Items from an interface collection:
# # # # #
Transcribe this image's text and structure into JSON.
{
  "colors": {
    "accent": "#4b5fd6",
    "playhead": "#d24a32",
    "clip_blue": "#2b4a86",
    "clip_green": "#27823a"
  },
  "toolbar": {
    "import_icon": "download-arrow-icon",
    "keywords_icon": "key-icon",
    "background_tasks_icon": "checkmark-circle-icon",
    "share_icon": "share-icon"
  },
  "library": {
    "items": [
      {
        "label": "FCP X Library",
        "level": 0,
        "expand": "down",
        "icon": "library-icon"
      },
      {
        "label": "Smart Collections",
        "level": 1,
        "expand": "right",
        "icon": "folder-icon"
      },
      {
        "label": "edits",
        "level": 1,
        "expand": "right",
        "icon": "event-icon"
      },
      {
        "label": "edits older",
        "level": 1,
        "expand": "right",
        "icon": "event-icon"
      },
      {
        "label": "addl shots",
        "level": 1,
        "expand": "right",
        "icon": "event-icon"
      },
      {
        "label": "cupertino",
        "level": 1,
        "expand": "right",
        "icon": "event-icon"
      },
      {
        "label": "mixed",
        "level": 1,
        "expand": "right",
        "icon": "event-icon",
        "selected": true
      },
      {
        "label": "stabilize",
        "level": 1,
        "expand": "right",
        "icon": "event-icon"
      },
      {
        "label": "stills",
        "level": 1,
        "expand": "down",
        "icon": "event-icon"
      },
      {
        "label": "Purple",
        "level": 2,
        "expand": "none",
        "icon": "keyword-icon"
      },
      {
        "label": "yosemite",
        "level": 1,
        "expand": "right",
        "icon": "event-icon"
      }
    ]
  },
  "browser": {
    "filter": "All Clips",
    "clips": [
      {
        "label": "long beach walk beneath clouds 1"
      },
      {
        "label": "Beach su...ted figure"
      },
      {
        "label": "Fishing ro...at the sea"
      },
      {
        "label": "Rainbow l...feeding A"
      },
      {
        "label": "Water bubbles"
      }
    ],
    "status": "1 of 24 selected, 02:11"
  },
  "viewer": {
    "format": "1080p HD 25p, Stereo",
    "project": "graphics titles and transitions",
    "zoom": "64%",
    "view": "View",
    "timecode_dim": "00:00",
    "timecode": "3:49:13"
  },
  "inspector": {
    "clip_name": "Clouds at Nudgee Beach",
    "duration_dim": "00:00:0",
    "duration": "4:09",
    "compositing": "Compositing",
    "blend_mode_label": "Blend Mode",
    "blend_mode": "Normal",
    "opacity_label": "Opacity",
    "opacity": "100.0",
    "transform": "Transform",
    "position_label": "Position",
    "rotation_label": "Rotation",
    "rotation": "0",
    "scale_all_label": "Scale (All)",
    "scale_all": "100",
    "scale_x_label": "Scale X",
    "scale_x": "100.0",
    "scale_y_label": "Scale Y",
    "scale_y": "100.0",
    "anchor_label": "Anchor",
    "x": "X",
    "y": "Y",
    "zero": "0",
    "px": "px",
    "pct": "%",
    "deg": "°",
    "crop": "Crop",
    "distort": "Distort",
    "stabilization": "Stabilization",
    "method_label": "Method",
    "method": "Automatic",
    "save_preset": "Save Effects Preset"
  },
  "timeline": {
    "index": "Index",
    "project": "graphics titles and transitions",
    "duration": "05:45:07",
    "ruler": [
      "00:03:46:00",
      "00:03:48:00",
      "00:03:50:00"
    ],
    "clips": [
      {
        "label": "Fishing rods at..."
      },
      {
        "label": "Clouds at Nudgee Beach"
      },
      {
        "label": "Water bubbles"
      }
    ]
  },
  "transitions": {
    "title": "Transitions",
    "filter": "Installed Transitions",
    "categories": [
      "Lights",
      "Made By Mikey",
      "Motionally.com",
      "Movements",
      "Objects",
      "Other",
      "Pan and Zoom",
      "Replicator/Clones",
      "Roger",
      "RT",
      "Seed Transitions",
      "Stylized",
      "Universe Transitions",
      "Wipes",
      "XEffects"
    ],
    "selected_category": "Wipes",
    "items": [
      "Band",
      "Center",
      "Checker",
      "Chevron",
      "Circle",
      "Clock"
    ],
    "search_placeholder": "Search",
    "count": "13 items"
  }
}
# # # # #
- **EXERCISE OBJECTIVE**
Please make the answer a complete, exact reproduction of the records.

- **ANSWER TO THIS PROBLEM**
Transcribe this image's text and structure into JSON.
{
  "colors": {
    "accent": "#4b5fd6",
    "playhead": "#d24a32",
    "clip_blue": "#2b4a86",
    "clip_green": "#27823a"
  },
  "toolbar": {
    "import_icon": "download-arrow-icon",
    "keywords_icon": "key-icon",
    "background_tasks_icon": "checkmark-circle-icon",
    "share_icon": "share-icon"
  },
  "library": {
    "items": [
      {
        "label": "FCP X Library",
        "level": 0,
        "expand": "down",
        "icon": "library-icon"
      },
      {
        "label": "Smart Collections",
        "level": 1,
        "expand": "right",
        "icon": "folder-icon"
      },
      {
        "label": "edits",
        "level": 1,
        "expand": "right",
        "icon": "event-icon"
      },
      {
        "label": "edits older",
        "level": 1,
        "expand": "right",
        "icon": "event-icon"
      },
      {
        "label": "addl shots",
        "level": 1,
        "expand": "right",
        "icon": "event-icon"
      },
      {
        "label": "cupertino",
        "level": 1,
        "expand": "right",
        "icon": "event-icon"
      },
      {
        "label": "mixed",
        "level": 1,
        "expand": "right",
        "icon": "event-icon",
        "selected": true
      },
      {
        "label": "stabilize",
        "level": 1,
        "expand": "right",
        "icon": "event-icon"
      },
      {
        "label": "stills",
        "level": 1,
        "expand": "down",
        "icon": "event-icon"
      },
      {
        "label": "Purple",
        "level": 2,
        "expand": "none",
        "icon": "keyword-icon"
      },
      {
        "label": "yosemite",
        "level": 1,
        "expand": "right",
        "icon": "event-icon"
      }
    ]
  },
  "browser": {
    "filter": "All Clips",
    "clips": [
      {
        "label": "long beach walk beneath clouds 1"
      },
      {
        "label": "Beach su...ted figure"
      },
      {
        "label": "Fishing ro...at the sea"
      },
      {
        "label": "Rainbow l...feeding A"
      },
      {
        "label": "Water bubbles"
      }
    ],
    "status": "1 of 24 selected, 02:11"
  },
  "viewer": {
    "format": "1080p HD 25p, Stereo",
    "project": "graphics titles and transitions",
    "zoom": "64%",
    "view": "View",
    "timecode_dim": "00:00",
    "timecode": "3:49:13"
  },
  "inspector": {
    "clip_name": "Clouds at Nudgee Beach",
    "duration_dim": "00:00:0",
    "duration": "4:09",
    "compositing": "Compositing",
    "blend_mode_label": "Blend Mode",
    "blend_mode": "Normal",
    "opacity_label": "Opacity",
    "opacity": "100.0",
    "transform": "Transform",
    "position_label": "Position",
    "rotation_label": "Rotation",
    "rotation": "0",
    "scale_all_label": "Scale (All)",
    "scale_all": "100",
    "scale_x_label": "Scale X",
    "scale_x": "100.0",
    "scale_y_label": "Scale Y",
    "scale_y": "100.0",
    "anchor_label": "Anchor",
    "x": "X",
    "y": "Y",
    "zero": "0",
    "px": "px",
    "pct": "%",
    "deg": "°",
    "crop": "Crop",
    "distort": "Distort",
    "stabilization": "Stabilization",
    "method_label": "Method",
    "method": "Automatic",
    "save_preset": "Save Effects Preset"
  },
  "timeline": {
    "index": "Index",
    "project": "graphics titles and transitions",
    "duration": "05:45:07",
    "ruler": [
      "00:03:46:00",
      "00:03:48:00",
      "00:03:50:00"
    ],
    "clips": [
      {
        "label": "Fishing rods at..."
      },
      {
        "label": "Clouds at Nudgee Beach"
      },
      {
        "label": "Water bubbles"
      }
    ]
  },
  "transitions": {
    "title": "Transitions",
    "filter": "Installed Transitions",
    "categories": [
      "Lights",
      "Made By Mikey",
      "Motionally.com",
      "Movements",
      "Objects",
      "Other",
      "Pan and Zoom",
      "Replicator/Clones",
      "Roger",
      "RT",
      "Seed Transitions",
      "Stylized",
      "Universe Transitions",
      "Wipes",
      "XEffects"
    ],
    "selected_category": "Wipes",
    "items": [
      "Band",
      "Center",
      "Checker",
      "Chevron",
      "Circle",
      "Clock"
    ],
    "search_placeholder": "Search",
    "count": "13 items"
  }
}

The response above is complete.